Last week Getafe C.F of Spain, a mid-table club that has never won a Championship in its history, announced that it had been purchased by the Dubai-based company The Royal Emirates group for a total of 70-90 million Euros (basically for the same price that Real Madrid bought Cristiano Ronaldo, just to put it into perspective). This story is an interesting one not only because I believe this club is going to now reap the rewards of having an open budget to be able to purchase players in the same manner Manchester City have done over the past couple of seasons since they were bought by the Abu Dhabi Group; but I consider this move to be another example that demonstrates the current state in which football finds itself.
Clubs like Liverpool, Manchester United, Arsenal, Barcelona, Juventus, Real Madrid, AC Milan, Inter Milan, Bayern Munich have always had a commercial appeal for Billionaires as they have always been part of an elite group of European Clubs with fantastic histories behind them and were lucky enough to be in that state prior to the influx of money in the game. Their successes on the field led to their successes off the field. This pattern attracted television companies to splash big cash on obtaining the rights to broadcast these clubs’ games live. Nowadays however, investors from around the world are taking it a step further by looking to acquire full ownership of these mighty giants of European football. The money that has been invested in the game has allowed these giants to become even bigger but, more significantly, has also allowed the gap between these “big” clubs and the other “smaller” clubs to grow. The rich have gotten richer and the poor have gotten, relatively, poorer.
When money comes the way of fairly “smaller” clubs, it is an opportunity that will be grabbed and you cannot blame them for doing so. We look at Chelsea (pre-Abramovich they had only won the league once in 98 years) and how they’ve grown into a major European force with fans from all corners of the globe with the team challenging for all major honors on the pitch thanks to the billions of Mr. Abramovich. The business plan worked. As we’ve seen particularly in the English Premier League, Millionaires or Billionaires (depending on the club’s luck) from foreign countries are purchasing all sorts of football clubs, regardless of their commercial attraction or their current status, in order to turn them into more competitive teams on the pitch as well as off it. It becomes a project. Sometimes this foreign ownership pays off and sometimes it doesn’t.
On some level, I believe it’s only fair for the “smaller” clubs to be given the chance to have money invested in them so they can compete fairly with the “bigger” clubs in the various European leagues. But there exists a real danger when “smaller” clubs are dealing with big investors. Bearing in mind that those clubs do not have the historical background or the following that other major clubs do have, there is always a potential risk that the owners could let the whole “project” drop if it begins floundering. They might decide it is not worth the trouble and that it is no longer a commercially attractive proposition if results don’t come their way as soon as possible. New owners would be difficult to find in such a scenario. The case of Porstmouth FC in 2009 comes to mind; the club was debt-ridden and taken over by Ali Al Faraj, a Saudi business man, and within a short period of time due to his financial meddling of the club and his suspicious business ways, the club was put into administration (for a definition of what this means – click here). This eventually led to Portsmouth getting points deducted from their total tally and getting relegated from the Premier League that very same year.

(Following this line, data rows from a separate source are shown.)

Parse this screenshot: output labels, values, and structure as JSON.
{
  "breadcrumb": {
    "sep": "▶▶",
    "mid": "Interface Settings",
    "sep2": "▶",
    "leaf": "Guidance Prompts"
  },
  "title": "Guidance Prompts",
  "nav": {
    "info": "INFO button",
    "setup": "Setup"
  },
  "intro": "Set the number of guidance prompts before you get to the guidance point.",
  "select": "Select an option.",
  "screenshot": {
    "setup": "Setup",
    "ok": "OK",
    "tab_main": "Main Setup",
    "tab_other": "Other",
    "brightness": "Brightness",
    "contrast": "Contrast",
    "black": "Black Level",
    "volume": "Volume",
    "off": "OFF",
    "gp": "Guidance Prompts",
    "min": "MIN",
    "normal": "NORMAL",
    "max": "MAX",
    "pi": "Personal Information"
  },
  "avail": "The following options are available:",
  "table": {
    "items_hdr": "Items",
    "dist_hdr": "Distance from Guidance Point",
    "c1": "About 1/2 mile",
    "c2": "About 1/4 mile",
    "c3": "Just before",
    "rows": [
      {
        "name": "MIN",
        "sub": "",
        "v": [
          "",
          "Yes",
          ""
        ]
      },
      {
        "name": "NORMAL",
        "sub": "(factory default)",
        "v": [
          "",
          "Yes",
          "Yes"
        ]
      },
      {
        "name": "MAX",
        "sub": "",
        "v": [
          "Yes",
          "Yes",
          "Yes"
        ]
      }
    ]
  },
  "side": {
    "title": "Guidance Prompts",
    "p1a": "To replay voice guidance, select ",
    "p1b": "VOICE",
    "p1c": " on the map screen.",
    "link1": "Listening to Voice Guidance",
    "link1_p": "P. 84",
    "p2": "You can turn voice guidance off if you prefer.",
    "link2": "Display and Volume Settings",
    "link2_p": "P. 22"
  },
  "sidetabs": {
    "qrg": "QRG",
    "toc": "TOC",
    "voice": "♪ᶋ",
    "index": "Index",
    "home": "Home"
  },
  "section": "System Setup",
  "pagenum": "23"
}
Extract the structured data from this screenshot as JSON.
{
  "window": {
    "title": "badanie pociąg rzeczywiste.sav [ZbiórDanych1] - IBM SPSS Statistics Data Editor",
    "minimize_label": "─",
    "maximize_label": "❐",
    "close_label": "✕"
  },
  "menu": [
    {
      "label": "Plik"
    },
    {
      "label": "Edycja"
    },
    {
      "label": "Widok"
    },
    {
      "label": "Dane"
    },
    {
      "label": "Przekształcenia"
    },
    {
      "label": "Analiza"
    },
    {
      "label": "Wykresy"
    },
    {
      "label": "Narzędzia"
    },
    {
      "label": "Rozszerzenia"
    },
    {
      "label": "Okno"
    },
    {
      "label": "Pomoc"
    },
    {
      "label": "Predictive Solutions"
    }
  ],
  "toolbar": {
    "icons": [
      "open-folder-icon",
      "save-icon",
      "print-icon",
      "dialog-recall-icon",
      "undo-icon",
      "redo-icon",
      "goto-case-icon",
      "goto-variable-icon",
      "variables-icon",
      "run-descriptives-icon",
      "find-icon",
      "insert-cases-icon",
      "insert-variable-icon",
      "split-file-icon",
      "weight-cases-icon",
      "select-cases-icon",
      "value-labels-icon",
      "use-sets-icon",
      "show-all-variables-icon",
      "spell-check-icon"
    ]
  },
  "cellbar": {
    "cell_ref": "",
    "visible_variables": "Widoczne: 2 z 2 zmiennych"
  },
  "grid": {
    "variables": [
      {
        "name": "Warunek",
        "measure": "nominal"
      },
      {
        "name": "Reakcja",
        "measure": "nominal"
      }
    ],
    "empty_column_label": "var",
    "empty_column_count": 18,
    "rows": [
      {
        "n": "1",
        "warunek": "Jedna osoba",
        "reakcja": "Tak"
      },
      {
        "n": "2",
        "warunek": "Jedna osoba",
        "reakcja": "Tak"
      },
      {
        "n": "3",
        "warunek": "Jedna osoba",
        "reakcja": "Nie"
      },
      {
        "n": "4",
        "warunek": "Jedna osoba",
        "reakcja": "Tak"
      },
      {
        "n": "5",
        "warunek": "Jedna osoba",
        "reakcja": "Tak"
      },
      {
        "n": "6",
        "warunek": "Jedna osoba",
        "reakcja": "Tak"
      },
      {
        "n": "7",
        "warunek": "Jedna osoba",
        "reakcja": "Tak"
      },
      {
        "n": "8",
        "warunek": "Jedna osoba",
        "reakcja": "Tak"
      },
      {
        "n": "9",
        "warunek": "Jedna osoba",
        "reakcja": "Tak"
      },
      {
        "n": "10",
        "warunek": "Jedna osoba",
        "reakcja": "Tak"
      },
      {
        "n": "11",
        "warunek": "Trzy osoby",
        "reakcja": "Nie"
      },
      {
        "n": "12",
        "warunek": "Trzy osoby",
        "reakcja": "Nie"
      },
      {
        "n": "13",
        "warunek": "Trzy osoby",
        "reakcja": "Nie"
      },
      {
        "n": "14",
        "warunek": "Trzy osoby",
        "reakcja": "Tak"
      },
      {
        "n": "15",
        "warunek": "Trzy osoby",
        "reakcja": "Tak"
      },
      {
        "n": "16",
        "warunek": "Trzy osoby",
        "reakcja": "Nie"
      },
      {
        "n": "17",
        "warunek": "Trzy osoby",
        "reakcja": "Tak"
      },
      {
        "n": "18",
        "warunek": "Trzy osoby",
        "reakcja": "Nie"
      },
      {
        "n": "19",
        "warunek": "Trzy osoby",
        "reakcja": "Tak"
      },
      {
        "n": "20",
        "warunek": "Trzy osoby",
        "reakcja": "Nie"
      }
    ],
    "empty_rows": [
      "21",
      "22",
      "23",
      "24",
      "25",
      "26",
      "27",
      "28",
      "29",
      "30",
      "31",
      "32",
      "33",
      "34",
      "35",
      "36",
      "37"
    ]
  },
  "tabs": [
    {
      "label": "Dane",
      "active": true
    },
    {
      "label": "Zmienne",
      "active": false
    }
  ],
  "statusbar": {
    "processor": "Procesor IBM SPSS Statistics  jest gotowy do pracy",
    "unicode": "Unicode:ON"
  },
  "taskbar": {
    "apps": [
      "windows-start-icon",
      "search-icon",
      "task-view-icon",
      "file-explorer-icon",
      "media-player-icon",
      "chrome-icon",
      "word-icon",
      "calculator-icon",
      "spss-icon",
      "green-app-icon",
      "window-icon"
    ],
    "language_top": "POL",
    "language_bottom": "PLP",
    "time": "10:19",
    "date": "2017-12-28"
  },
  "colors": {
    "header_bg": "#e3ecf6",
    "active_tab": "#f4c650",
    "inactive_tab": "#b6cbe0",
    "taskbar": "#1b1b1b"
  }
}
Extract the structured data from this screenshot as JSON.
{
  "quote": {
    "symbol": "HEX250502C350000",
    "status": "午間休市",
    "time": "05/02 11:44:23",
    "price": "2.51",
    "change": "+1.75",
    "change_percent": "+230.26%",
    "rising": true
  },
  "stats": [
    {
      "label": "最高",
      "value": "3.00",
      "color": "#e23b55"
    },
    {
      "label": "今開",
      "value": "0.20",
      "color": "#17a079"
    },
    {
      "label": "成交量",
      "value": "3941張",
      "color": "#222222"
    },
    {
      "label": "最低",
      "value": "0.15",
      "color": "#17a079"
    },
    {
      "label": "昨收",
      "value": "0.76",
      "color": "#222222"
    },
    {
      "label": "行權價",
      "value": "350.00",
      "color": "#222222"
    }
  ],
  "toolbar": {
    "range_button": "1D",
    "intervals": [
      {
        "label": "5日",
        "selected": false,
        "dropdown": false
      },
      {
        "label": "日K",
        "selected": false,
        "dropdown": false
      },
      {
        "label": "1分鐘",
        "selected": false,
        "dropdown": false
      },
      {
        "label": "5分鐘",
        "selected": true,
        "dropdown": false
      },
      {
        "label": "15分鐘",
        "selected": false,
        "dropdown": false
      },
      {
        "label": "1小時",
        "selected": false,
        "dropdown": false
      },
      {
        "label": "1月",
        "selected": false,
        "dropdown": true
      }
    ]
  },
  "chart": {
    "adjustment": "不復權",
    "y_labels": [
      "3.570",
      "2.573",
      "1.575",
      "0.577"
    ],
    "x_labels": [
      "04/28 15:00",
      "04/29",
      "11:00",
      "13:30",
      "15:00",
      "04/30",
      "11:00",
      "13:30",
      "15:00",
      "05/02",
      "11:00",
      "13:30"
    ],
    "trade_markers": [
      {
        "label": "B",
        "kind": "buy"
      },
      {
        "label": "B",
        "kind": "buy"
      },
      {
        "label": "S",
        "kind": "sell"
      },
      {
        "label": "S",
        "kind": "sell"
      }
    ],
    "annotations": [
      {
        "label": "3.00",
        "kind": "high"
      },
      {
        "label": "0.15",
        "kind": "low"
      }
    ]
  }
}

In my opinion the principle problem with foreign owners is the fact that these men simply do not understand the game. They’ve never played it, followed it or loved it. For them, it is just another business which they intend on benefiting from. It is an investment therefore it is supposed to gather in some profit within a certain time frame. Why else would they invest? They have no ties to any of the clubs. They do not realize that there are only 11 men on the pitch and that the Manager of those 11 men is the key element to making it work. They believe it’s a simple case of “more money pumped into the club, more money made from the club”; but Football isn’t like any other business. It’s much more delicate and much more competitive. Stability, time, patience, support and adequate investments in the right places are required to breed success. Immediate success is very difficult to achieve in Football. It’s a team game and to build a team, especially a successful one, time is needed.
With the current trend of Billionaires owning football clubs, I believe that unless the Football governing bodies agree on putting a cap on the amounts spent by clubs on players and salaries (which seems unlikely), then it is only fair for the “small” clubs to become a part of this ownership battleground that has been taking over Football. I don't agree with the way the game is going, but that's how it has become. If a club wants to compete at the highest level it has to have the finances to do so, because being good on the pitch is no longer enough. Getafe C.F, luckily enough, have got no debts under their belt and this could be their one chance to mix it up with the big boys on the field as long as the owners invest properly and I hope they do. They now join Racing Santander and FC Malaga in becoming the Spanish clubs that are owned by Arab Billionaires. The only difference in this case, and this is the saddest part, is that The Royal Emirates Group have requested one thing – that the words “Team Dubai” are engraved on the club’s crest, and it has been approved.